Start of Available data
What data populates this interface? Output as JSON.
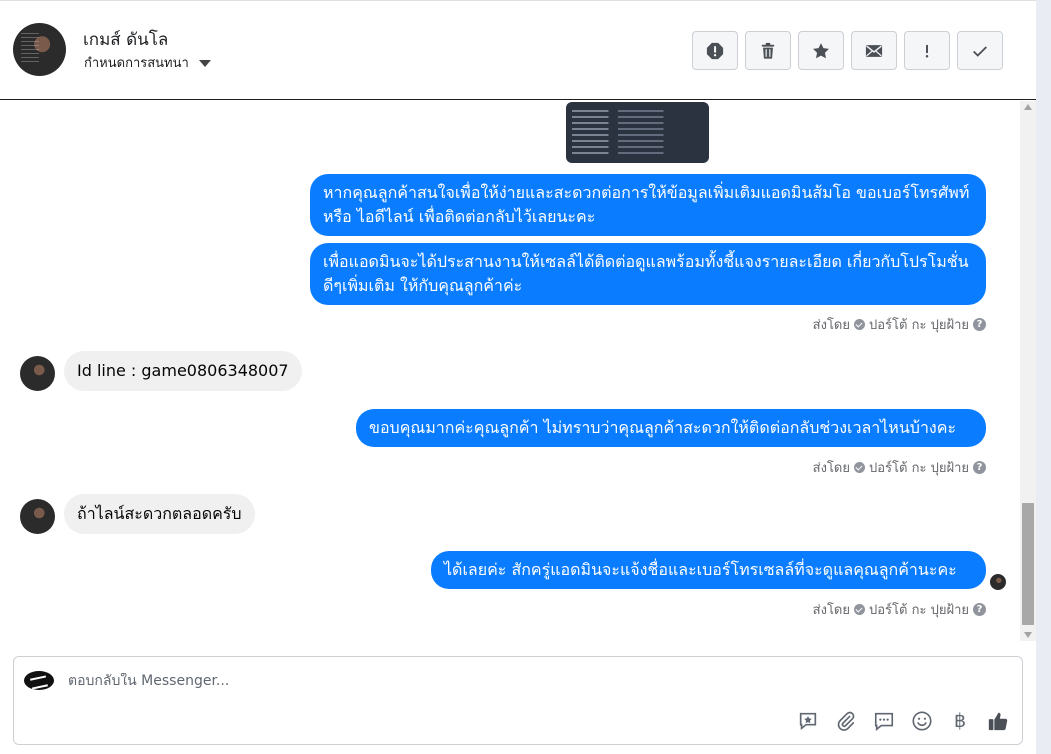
{
  "header": {
    "contact_name": "เกมส์ ดันโล",
    "conversation_settings": "กำหนดการสนทนา",
    "toolbar": [
      {
        "name": "spam-report-button",
        "icon": "alert-circle-icon"
      },
      {
        "name": "delete-button",
        "icon": "trash-icon"
      },
      {
        "name": "star-button",
        "icon": "star-icon"
      },
      {
        "name": "mark-unread-button",
        "icon": "envelope-icon"
      },
      {
        "name": "follow-up-button",
        "icon": "exclamation-icon"
      },
      {
        "name": "mark-done-button",
        "icon": "check-icon"
      }
    ]
  },
  "messages": {
    "m1": "หากคุณลูกค้าสนใจเพื่อให้ง่ายและสะดวกต่อการให้ข้อมูลเพิ่มเติมแอดมินส้มโอ ขอเบอร์โทรศัพท์ หรือ ไอดีไลน์ เพื่อติดต่อกลับไว้เลยนะคะ",
    "m2": "เพื่อแอดมินจะได้ประสานงานให้เซลล์ได้ติดต่อดูแลพร้อมทั้งชี้แจงรายละเอียด เกี่ยวกับโปรโมชั่นดีๆเพิ่มเติม ให้กับคุณลูกค้าค่ะ",
    "m3": "Id line : game0806348007",
    "m4": "ขอบคุณมากค่ะคุณลูกค้า ไม่ทราบว่าคุณลูกค้าสะดวกให้ติดต่อกลับช่วงเวลาไหนบ้างคะ",
    "m5": "ถ้าไลน์สะดวกตลอดครับ",
    "m6": "ได้เลยค่ะ สักครู่แอดมินจะแจ้งชื่อและเบอร์โทรเซลล์ที่จะดูแลคุณลูกค้านะคะ",
    "sent_by_prefix": "ส่งโดย",
    "sender_name": "ปอร์โต้ กะ ปุยฝ้าย",
    "help_glyph": "?"
  },
  "composer": {
    "placeholder": "ตอบกลับใน Messenger...",
    "icons": [
      "saved-reply-icon",
      "attachment-icon",
      "chat-bubble-icon",
      "emoji-icon",
      "baht-payment-icon",
      "like-icon"
    ],
    "baht_symbol": "฿"
  }
}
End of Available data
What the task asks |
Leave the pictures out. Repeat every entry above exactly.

Your response |
What data populates this interface? Output as JSON.
{
  "header": {
    "contact_name": "เกมส์ ดันโล",
    "conversation_settings": "กำหนดการสนทนา",
    "toolbar": [
      {
        "name": "spam-report-button",
        "icon": "alert-circle-icon"
      },
      {
        "name": "delete-button",
        "icon": "trash-icon"
      },
      {
        "name": "star-button",
        "icon": "star-icon"
      },
      {
        "name": "mark-unread-button",
        "icon": "envelope-icon"
      },
      {
        "name": "follow-up-button",
        "icon": "exclamation-icon"
      },
      {
        "name": "mark-done-button",
        "icon": "check-icon"
      }
    ]
  },
  "messages": {
    "m1": "หากคุณลูกค้าสนใจเพื่อให้ง่ายและสะดวกต่อการให้ข้อมูลเพิ่มเติมแอดมินส้มโอ ขอเบอร์โทรศัพท์ หรือ ไอดีไลน์ เพื่อติดต่อกลับไว้เลยนะคะ",
    "m2": "เพื่อแอดมินจะได้ประสานงานให้เซลล์ได้ติดต่อดูแลพร้อมทั้งชี้แจงรายละเอียด เกี่ยวกับโปรโมชั่นดีๆเพิ่มเติม ให้กับคุณลูกค้าค่ะ",
    "m3": "Id line : game0806348007",
    "m4": "ขอบคุณมากค่ะคุณลูกค้า ไม่ทราบว่าคุณลูกค้าสะดวกให้ติดต่อกลับช่วงเวลาไหนบ้างคะ",
    "m5": "ถ้าไลน์สะดวกตลอดครับ",
    "m6": "ได้เลยค่ะ สักครู่แอดมินจะแจ้งชื่อและเบอร์โทรเซลล์ที่จะดูแลคุณลูกค้านะคะ",
    "sent_by_prefix": "ส่งโดย",
    "sender_name": "ปอร์โต้ กะ ปุยฝ้าย",
    "help_glyph": "?"
  },
  "composer": {
    "placeholder": "ตอบกลับใน Messenger...",
    "icons": [
      "saved-reply-icon",
      "attachment-icon",
      "chat-bubble-icon",
      "emoji-icon",
      "baht-payment-icon",
      "like-icon"
    ],
    "baht_symbol": "฿"
  }
}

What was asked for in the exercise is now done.